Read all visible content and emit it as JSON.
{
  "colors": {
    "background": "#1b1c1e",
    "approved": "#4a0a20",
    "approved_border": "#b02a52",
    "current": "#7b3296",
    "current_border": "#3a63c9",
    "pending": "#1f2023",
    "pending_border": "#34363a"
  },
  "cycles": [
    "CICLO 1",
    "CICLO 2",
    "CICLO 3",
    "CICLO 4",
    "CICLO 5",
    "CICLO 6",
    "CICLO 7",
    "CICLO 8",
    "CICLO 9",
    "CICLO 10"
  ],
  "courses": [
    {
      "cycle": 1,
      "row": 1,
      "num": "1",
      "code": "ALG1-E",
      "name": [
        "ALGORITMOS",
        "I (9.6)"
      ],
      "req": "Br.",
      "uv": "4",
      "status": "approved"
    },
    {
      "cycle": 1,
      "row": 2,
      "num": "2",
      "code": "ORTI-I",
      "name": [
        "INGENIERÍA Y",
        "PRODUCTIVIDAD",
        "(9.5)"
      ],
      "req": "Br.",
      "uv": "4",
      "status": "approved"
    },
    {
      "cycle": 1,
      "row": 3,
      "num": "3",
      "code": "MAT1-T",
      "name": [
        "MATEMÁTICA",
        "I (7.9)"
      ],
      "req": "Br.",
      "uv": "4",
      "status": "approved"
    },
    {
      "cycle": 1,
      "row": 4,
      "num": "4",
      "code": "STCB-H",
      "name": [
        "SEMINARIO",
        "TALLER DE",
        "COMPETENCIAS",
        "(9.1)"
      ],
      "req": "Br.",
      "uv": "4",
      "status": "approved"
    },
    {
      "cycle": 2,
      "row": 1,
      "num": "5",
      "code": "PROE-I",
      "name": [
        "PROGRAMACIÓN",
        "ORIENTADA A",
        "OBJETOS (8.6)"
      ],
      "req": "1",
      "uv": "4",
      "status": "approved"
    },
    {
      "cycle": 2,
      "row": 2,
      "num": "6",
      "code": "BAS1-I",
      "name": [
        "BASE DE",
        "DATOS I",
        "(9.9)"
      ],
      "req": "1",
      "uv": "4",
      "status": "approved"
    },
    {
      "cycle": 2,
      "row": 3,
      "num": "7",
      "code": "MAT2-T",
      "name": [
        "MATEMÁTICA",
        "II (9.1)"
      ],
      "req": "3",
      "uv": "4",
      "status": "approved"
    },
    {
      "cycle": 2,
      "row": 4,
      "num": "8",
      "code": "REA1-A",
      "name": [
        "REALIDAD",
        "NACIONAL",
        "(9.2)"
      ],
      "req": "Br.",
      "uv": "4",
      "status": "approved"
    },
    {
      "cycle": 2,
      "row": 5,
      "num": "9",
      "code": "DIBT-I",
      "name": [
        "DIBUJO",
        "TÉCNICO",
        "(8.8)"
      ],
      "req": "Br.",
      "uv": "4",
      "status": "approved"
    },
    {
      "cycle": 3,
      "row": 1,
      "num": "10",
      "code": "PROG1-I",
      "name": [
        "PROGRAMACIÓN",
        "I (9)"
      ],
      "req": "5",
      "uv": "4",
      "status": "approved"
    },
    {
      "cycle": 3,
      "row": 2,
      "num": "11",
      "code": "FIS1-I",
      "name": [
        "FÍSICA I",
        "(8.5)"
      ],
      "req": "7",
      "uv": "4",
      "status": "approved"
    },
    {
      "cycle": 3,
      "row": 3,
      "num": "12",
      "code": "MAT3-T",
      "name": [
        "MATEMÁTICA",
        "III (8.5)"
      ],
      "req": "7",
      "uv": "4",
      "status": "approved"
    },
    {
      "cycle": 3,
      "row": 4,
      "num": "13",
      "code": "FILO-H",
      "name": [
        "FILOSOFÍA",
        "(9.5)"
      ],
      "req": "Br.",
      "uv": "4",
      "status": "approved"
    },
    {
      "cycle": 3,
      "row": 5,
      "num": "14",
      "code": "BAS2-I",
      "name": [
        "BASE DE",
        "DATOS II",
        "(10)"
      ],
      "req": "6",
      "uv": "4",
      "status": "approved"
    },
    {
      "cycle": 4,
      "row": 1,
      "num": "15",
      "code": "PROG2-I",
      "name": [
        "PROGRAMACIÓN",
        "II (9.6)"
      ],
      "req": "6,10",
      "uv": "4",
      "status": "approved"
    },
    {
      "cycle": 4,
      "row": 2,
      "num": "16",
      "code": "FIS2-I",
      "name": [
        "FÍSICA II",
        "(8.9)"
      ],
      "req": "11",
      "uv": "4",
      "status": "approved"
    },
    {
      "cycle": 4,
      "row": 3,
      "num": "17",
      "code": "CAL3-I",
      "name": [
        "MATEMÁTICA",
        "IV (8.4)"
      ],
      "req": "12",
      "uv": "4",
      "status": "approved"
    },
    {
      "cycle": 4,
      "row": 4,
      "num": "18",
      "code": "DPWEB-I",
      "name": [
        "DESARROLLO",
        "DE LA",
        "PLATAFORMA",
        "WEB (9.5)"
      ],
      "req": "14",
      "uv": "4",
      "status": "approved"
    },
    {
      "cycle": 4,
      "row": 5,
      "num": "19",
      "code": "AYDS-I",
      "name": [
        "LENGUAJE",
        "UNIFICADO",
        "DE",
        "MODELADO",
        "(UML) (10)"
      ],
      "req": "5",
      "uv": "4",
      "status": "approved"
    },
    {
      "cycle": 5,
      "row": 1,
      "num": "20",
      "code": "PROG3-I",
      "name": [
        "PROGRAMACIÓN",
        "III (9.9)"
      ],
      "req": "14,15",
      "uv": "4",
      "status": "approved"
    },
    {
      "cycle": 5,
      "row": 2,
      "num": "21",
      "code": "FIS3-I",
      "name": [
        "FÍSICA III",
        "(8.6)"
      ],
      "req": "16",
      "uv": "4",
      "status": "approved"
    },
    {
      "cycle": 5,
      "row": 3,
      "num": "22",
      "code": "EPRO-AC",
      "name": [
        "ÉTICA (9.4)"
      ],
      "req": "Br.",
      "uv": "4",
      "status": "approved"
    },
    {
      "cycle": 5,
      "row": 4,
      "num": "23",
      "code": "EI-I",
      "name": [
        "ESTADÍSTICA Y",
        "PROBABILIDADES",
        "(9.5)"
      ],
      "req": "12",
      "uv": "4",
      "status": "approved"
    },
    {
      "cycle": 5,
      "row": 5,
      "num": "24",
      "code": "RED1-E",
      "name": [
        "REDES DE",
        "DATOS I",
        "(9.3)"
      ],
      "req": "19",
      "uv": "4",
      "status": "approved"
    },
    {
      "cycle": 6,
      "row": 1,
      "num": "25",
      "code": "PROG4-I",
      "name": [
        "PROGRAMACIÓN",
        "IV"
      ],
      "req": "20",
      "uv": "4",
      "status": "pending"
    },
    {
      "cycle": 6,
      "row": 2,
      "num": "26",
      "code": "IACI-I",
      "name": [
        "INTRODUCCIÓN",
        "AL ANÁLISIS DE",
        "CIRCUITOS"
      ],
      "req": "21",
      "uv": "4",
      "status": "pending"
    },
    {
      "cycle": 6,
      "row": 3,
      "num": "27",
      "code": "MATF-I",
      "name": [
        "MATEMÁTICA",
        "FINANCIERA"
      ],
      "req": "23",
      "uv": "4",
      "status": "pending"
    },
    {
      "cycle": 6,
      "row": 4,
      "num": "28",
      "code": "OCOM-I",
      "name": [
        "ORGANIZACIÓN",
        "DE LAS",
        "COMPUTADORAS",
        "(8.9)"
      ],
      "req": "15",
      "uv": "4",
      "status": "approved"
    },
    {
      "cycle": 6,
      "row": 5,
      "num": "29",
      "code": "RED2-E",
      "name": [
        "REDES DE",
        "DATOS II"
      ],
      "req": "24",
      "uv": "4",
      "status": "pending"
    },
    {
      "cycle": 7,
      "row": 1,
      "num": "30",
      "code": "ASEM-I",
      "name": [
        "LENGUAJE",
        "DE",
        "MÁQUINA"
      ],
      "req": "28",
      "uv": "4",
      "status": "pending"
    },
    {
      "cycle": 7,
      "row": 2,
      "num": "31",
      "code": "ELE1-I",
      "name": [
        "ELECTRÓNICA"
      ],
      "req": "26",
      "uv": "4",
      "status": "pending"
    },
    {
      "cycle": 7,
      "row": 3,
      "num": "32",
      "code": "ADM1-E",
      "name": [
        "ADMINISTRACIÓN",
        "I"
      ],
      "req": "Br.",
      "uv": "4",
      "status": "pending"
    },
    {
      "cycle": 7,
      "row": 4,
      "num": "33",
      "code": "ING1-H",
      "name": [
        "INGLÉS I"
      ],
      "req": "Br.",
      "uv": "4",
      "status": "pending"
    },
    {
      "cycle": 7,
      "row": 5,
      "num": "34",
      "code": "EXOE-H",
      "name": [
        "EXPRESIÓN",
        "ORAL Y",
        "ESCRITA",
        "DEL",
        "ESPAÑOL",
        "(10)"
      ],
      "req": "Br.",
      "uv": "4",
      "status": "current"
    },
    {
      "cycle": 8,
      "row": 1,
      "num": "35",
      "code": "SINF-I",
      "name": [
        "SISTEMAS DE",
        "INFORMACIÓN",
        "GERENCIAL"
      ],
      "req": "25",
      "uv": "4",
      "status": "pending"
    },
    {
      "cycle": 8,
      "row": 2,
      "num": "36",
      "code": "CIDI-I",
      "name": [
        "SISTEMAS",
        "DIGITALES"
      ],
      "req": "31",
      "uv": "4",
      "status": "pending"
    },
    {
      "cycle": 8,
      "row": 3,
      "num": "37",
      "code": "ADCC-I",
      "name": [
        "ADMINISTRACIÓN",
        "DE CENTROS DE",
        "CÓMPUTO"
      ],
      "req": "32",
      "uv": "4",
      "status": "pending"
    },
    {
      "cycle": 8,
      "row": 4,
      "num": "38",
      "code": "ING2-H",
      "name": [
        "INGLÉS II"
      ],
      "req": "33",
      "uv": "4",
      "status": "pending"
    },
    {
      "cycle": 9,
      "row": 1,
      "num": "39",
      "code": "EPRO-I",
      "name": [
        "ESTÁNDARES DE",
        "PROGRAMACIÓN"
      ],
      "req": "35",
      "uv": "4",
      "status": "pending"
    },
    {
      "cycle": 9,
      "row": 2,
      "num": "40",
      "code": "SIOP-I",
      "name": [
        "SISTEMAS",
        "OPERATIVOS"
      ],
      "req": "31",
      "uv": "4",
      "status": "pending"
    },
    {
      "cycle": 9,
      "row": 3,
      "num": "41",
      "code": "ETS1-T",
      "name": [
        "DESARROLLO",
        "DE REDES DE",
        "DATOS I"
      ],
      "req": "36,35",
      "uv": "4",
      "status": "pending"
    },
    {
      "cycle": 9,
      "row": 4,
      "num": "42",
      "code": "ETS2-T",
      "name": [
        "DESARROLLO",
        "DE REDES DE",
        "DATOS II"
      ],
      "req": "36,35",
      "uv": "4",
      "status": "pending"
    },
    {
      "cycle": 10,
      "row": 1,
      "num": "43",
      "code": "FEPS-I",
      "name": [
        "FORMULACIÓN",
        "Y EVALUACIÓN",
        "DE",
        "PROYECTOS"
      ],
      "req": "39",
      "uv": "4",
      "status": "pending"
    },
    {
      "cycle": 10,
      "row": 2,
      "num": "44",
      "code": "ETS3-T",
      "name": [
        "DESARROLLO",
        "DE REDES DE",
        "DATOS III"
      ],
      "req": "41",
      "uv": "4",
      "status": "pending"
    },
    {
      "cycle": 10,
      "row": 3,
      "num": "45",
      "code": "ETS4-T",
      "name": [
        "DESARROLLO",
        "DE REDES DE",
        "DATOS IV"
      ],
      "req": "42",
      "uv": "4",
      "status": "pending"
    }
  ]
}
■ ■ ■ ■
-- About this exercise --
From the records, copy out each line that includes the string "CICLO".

-- Exercise response --
    "CICLO 1",
    "CICLO 2",
    "CICLO 3",
    "CICLO 4",
    "CICLO 5",
    "CICLO 6",
    "CICLO 7",
    "CICLO 8",
    "CICLO 9",
    "CICLO 10"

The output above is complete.